TASK BRIEF -> The required output is every record, reproduced exactly.

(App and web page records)
****************
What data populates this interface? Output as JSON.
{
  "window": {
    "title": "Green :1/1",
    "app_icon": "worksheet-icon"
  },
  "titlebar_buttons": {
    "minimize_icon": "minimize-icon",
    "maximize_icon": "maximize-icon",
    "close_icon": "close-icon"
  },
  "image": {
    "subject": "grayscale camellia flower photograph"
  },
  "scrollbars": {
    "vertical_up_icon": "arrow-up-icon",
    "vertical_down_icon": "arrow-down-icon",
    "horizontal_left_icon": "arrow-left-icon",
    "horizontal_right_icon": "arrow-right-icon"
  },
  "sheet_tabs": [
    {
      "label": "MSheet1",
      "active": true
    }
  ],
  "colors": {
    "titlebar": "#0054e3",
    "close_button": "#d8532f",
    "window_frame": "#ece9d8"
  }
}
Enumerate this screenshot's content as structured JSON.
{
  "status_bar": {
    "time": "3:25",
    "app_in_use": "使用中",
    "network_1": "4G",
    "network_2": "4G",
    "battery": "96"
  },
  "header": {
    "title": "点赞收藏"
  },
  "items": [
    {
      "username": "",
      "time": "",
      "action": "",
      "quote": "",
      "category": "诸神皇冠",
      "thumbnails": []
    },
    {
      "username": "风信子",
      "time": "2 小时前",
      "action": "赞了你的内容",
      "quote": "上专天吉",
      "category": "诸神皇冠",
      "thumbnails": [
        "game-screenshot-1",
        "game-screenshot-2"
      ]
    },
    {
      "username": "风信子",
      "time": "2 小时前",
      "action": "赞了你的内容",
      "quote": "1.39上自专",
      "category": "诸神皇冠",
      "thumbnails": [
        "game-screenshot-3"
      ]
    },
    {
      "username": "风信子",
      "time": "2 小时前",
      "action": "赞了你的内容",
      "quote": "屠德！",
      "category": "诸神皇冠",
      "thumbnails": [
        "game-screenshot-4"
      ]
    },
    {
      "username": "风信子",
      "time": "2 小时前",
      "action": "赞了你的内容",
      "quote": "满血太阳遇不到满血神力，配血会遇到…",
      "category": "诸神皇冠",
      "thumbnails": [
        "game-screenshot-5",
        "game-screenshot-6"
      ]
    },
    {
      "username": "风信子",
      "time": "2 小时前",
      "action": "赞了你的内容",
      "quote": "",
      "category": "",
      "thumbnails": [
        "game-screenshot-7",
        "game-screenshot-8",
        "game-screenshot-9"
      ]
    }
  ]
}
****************
EXPECTED ANSWER ->
What data populates this interface? Output as JSON.
{
  "window": {
    "title": "Green :1/1",
    "app_icon": "worksheet-icon"
  },
  "titlebar_buttons": {
    "minimize_icon": "minimize-icon",
    "maximize_icon": "maximize-icon",
    "close_icon": "close-icon"
  },
  "image": {
    "subject": "grayscale camellia flower photograph"
  },
  "scrollbars": {
    "vertical_up_icon": "arrow-up-icon",
    "vertical_down_icon": "arrow-down-icon",
    "horizontal_left_icon": "arrow-left-icon",
    "horizontal_right_icon": "arrow-right-icon"
  },
  "sheet_tabs": [
    {
      "label": "MSheet1",
      "active": true
    }
  ],
  "colors": {
    "titlebar": "#0054e3",
    "close_button": "#d8532f",
    "window_frame": "#ece9d8"
  }
}
Enumerate this screenshot's content as structured JSON.
{
  "status_bar": {
    "time": "3:25",
    "app_in_use": "使用中",
    "network_1": "4G",
    "network_2": "4G",
    "battery": "96"
  },
  "header": {
    "title": "点赞收藏"
  },
  "items": [
    {
      "username": "",
      "time": "",
      "action": "",
      "quote": "",
      "category": "诸神皇冠",
      "thumbnails": []
    },
    {
      "username": "风信子",
      "time": "2 小时前",
      "action": "赞了你的内容",
      "quote": "上专天吉",
      "category": "诸神皇冠",
      "thumbnails": [
        "game-screenshot-1",
        "game-screenshot-2"
      ]
    },
    {
      "username": "风信子",
      "time": "2 小时前",
      "action": "赞了你的内容",
      "quote": "1.39上自专",
      "category": "诸神皇冠",
      "thumbnails": [
        "game-screenshot-3"
      ]
    },
    {
      "username": "风信子",
      "time": "2 小时前",
      "action": "赞了你的内容",
      "quote": "屠德！",
      "category": "诸神皇冠",
      "thumbnails": [
        "game-screenshot-4"
      ]
    },
    {
      "username": "风信子",
      "time": "2 小时前",
      "action": "赞了你的内容",
      "quote": "满血太阳遇不到满血神力，配血会遇到…",
      "category": "诸神皇冠",
      "thumbnails": [
        "game-screenshot-5",
        "game-screenshot-6"
      ]
    },
    {
      "username": "风信子",
      "time": "2 小时前",
      "action": "赞了你的内容",
      "quote": "",
      "category": "",
      "thumbnails": [
        "game-screenshot-7",
        "game-screenshot-8",
        "game-screenshot-9"
      ]
    }
  ]
}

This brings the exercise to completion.